**Assignment:**
Search the listing for the string "this" and copy every line that contains it.

**Data for analysis:**
━━━━━━━━━━━━━━━━━━━━━━━━━━━━━━

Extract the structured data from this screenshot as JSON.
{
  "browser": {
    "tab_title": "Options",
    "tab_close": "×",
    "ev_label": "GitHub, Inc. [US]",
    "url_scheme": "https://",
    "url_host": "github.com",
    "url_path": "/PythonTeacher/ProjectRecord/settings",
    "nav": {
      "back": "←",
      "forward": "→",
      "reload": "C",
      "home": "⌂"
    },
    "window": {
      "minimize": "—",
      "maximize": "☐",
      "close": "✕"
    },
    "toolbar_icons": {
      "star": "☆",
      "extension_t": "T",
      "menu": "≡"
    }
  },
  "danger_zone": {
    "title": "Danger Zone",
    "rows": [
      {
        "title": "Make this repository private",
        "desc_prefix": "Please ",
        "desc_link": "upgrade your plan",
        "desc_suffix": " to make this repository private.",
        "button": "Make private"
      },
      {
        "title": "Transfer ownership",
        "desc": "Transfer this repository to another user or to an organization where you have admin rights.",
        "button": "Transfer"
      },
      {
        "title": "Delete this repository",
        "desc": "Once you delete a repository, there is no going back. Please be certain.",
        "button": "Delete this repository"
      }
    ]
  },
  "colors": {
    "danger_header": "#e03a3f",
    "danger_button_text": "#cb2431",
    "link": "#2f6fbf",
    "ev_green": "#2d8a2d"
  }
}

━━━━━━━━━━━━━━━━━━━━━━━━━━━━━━

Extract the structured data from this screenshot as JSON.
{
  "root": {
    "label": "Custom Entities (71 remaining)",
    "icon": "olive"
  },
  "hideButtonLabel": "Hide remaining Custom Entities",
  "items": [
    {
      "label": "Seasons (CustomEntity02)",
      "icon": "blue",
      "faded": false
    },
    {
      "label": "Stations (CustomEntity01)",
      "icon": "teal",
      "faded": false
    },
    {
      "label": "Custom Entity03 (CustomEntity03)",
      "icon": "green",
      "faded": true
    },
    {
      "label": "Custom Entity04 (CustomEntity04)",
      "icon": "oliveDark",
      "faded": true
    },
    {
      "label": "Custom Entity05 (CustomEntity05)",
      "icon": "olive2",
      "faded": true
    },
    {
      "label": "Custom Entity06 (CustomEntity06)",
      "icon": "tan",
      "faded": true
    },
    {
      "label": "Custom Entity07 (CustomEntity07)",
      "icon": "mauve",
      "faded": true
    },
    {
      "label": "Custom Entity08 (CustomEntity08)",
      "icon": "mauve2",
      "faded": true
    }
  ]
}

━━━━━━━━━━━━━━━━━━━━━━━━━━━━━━

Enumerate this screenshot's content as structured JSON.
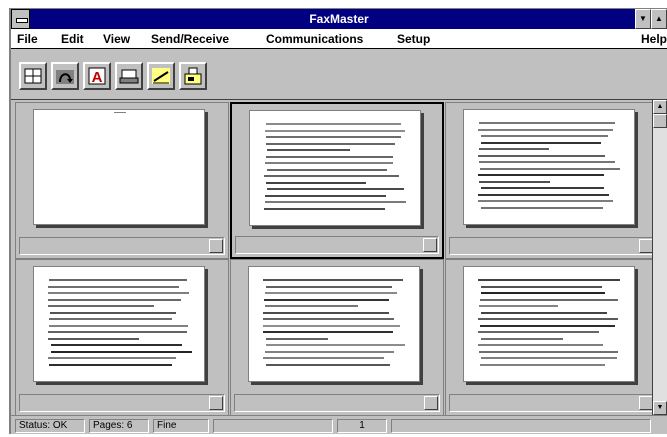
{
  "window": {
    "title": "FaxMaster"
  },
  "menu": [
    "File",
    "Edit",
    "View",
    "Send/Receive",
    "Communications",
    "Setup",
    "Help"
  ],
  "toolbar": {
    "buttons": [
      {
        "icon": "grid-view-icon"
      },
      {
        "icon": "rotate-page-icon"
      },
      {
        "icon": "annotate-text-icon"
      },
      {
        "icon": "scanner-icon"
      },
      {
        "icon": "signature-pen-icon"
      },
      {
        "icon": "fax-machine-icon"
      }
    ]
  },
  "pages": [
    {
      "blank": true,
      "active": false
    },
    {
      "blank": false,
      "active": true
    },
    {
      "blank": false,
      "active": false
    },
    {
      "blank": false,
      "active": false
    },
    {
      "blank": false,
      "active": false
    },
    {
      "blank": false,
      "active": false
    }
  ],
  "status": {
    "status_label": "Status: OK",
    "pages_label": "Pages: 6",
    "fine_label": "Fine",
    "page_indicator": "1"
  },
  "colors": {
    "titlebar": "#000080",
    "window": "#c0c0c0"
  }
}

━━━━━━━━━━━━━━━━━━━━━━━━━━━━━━

**Exercise answer:**
Extract the structured data from this screenshot as JSON.
        "title": "Make this repository private",
        "desc_suffix": " to make this repository private.",
        "desc": "Transfer this repository to another user or to an organization where you have admin rights.",
        "title": "Delete this repository",
        "button": "Delete this repository"
Extract the structured data from this screenshot as JSON.
Enumerate this screenshot's content as structured JSON.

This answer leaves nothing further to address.